━━ Provided data
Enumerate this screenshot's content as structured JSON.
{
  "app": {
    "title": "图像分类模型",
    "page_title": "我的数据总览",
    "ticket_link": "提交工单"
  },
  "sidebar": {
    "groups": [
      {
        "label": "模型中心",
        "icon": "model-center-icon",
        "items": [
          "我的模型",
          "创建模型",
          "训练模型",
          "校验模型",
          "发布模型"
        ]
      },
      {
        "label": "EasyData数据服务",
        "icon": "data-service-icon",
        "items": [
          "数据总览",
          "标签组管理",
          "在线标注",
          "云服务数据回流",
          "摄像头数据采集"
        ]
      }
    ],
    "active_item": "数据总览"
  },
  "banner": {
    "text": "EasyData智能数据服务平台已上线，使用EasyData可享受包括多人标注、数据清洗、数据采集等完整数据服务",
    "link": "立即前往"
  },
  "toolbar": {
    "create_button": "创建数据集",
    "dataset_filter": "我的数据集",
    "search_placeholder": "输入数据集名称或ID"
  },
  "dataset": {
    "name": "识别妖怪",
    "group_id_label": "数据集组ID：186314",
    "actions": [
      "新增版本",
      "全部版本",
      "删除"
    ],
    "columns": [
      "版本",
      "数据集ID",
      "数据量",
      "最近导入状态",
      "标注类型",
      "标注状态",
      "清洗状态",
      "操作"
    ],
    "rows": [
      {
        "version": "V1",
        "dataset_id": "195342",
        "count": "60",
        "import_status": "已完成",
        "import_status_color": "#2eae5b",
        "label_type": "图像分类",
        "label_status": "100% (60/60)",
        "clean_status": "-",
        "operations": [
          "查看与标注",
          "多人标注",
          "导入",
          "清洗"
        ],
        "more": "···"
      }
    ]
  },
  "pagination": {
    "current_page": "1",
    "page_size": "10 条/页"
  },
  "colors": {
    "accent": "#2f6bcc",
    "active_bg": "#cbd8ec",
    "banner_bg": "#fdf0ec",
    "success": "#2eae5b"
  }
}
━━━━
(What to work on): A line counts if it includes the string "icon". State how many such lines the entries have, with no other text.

(Solution for this exercise): 2